In the data that follows, determine how many lines contain the word "with", and give only that number.
━━ DATA UNDER STUDY
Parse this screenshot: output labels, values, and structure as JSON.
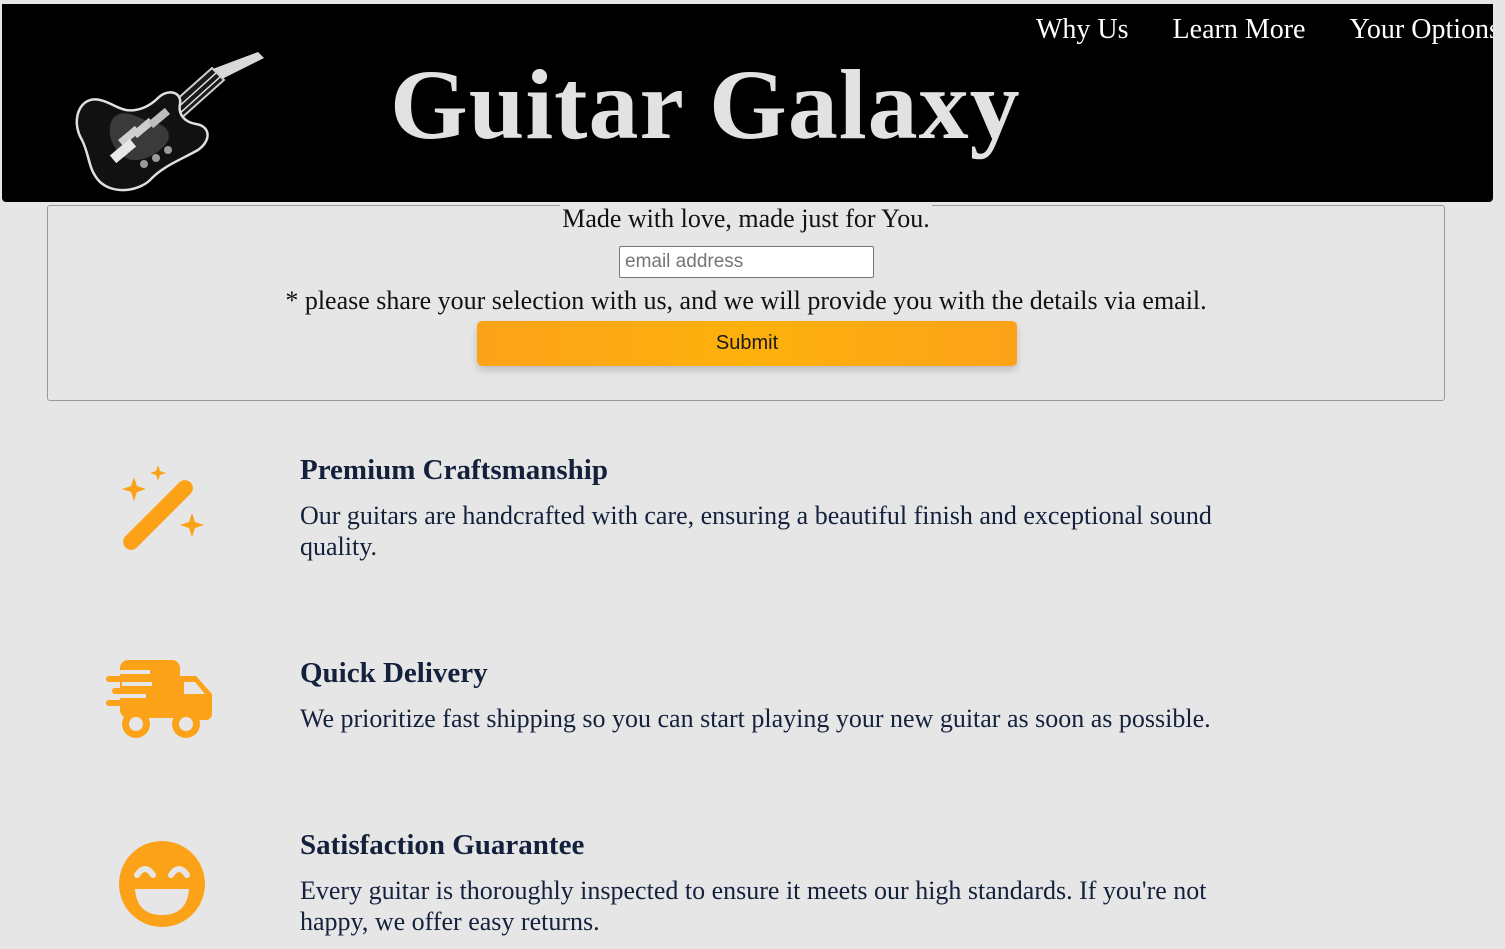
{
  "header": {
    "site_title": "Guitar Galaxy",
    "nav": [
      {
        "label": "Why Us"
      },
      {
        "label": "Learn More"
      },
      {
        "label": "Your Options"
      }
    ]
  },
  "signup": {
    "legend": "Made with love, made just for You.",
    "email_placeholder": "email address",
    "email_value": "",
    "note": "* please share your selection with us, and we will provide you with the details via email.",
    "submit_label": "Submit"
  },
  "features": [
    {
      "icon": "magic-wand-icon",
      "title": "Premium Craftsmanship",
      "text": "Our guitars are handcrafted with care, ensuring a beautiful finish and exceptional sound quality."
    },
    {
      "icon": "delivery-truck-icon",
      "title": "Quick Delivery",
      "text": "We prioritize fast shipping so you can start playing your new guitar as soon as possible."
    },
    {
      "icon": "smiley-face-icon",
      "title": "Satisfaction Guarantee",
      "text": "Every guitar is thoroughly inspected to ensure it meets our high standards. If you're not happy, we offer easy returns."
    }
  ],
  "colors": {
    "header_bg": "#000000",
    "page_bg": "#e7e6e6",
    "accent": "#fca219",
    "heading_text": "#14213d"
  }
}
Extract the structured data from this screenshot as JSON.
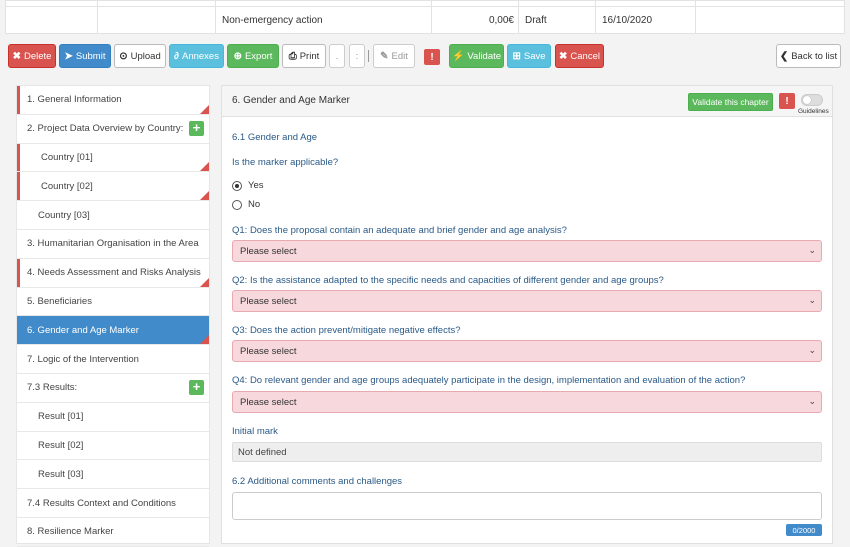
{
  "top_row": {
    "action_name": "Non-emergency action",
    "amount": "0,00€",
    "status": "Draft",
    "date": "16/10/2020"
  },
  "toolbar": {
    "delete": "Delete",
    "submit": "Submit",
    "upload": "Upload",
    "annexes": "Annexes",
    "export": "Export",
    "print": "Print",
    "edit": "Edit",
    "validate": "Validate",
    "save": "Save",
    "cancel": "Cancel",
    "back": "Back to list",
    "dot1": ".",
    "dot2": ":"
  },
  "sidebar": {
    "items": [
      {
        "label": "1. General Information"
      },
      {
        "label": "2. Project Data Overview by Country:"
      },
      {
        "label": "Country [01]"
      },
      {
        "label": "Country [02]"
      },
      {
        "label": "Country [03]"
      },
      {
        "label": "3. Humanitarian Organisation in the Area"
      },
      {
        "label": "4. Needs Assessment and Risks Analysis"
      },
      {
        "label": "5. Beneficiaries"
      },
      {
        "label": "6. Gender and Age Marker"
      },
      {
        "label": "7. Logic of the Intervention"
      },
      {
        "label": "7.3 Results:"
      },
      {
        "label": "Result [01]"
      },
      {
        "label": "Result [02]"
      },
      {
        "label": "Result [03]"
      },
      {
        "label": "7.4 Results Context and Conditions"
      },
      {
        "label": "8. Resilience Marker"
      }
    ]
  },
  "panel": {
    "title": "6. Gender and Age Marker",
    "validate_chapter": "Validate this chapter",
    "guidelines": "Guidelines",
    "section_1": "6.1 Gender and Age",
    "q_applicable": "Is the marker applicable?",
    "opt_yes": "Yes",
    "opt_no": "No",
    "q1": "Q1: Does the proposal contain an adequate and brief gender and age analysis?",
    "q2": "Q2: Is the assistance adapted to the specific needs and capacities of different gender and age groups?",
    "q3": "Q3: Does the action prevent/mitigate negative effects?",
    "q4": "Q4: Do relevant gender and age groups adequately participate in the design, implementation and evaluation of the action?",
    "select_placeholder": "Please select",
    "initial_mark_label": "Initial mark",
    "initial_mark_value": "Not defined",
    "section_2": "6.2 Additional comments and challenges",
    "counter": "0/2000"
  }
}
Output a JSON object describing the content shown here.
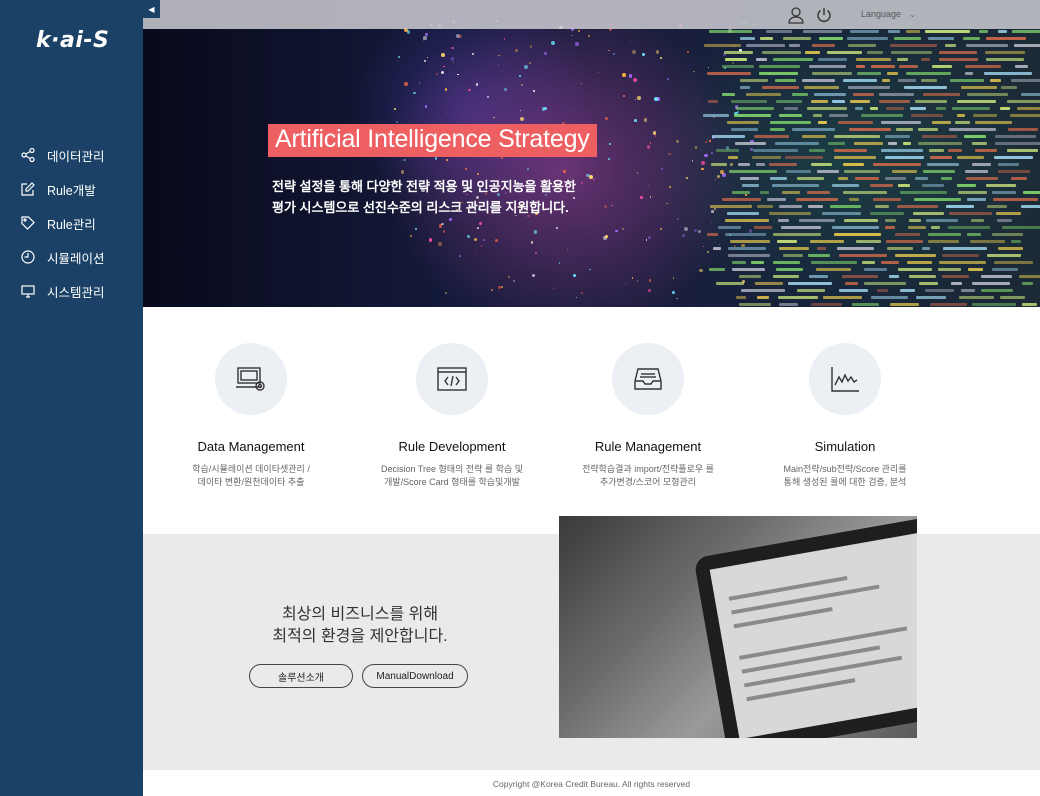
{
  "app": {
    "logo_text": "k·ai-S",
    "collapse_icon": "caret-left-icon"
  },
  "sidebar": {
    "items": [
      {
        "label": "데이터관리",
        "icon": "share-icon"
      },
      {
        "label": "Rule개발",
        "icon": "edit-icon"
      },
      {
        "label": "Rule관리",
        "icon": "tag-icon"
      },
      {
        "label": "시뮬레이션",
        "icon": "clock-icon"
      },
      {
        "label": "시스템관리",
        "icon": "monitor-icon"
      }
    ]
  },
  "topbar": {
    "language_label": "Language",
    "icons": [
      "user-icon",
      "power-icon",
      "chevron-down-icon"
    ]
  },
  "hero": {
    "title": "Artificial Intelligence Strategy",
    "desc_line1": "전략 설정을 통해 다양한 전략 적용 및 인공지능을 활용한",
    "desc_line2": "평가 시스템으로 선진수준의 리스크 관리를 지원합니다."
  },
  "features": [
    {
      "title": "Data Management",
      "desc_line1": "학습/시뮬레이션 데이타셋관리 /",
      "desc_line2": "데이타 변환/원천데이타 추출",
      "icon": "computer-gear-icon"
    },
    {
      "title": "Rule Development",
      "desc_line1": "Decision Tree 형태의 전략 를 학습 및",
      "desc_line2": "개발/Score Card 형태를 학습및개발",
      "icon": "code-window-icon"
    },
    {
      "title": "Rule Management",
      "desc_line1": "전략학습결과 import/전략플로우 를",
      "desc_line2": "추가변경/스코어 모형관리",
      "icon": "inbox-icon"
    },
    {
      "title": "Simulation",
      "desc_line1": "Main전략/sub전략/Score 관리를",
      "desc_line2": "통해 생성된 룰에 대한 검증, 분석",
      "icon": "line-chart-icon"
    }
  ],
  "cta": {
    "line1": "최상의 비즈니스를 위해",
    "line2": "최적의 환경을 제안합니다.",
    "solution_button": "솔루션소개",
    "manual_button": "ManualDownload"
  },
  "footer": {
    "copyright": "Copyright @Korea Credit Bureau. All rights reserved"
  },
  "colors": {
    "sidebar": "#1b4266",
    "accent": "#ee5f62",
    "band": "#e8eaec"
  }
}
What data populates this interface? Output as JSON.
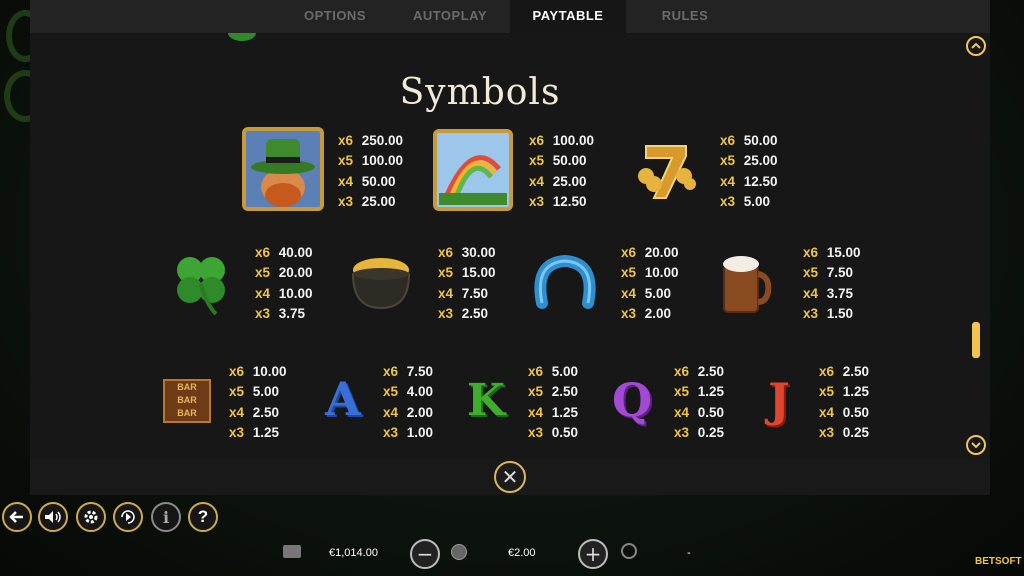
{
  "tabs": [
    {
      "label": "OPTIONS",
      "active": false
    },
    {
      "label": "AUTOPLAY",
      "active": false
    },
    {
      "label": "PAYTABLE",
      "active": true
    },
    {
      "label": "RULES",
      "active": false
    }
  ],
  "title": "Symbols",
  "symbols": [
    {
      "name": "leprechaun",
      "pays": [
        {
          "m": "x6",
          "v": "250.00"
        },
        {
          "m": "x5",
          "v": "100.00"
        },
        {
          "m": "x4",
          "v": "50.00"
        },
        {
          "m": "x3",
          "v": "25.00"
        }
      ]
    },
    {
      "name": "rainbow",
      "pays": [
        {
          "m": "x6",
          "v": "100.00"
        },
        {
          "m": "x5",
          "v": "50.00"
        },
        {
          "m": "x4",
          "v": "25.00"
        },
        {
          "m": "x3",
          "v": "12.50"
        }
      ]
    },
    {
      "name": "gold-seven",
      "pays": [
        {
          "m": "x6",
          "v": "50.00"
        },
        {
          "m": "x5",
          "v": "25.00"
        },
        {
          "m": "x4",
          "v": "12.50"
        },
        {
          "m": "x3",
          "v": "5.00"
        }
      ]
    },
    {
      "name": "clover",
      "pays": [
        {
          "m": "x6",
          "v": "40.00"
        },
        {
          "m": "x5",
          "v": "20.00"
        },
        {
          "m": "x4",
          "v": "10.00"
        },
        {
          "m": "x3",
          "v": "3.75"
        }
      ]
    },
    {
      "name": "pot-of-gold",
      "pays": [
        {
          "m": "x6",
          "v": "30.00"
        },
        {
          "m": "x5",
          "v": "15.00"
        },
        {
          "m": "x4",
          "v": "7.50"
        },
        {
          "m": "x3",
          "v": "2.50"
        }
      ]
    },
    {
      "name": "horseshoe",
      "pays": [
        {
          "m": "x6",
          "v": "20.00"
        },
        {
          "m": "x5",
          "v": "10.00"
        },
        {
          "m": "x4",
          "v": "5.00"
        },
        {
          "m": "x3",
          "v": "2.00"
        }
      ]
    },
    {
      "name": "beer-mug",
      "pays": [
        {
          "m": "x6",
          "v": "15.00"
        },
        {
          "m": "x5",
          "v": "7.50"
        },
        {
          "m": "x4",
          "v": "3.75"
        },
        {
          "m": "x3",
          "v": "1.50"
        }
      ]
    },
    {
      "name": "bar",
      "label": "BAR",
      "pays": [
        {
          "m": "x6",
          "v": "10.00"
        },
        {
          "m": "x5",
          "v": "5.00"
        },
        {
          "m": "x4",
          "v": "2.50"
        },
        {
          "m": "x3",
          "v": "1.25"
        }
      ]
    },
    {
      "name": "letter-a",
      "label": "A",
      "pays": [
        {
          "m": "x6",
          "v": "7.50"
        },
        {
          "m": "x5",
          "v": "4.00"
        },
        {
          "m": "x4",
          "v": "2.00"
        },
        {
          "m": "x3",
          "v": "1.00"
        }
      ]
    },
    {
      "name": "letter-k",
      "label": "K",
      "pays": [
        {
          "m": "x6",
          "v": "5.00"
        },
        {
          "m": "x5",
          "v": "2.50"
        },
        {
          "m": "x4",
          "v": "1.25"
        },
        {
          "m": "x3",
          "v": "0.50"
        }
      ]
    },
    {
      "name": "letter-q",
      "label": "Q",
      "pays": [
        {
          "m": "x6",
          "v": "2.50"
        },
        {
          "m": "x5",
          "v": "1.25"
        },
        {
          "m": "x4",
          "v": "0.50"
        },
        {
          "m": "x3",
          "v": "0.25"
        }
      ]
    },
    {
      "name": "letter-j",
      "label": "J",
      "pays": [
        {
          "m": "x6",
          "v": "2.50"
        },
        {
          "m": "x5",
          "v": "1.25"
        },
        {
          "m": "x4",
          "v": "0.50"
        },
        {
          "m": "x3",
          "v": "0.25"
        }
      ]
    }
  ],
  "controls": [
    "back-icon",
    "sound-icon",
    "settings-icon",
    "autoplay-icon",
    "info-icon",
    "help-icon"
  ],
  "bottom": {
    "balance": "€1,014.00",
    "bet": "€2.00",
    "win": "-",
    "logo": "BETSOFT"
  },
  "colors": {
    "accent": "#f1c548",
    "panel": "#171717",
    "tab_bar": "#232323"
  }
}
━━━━
_TASK SOLUTION_
3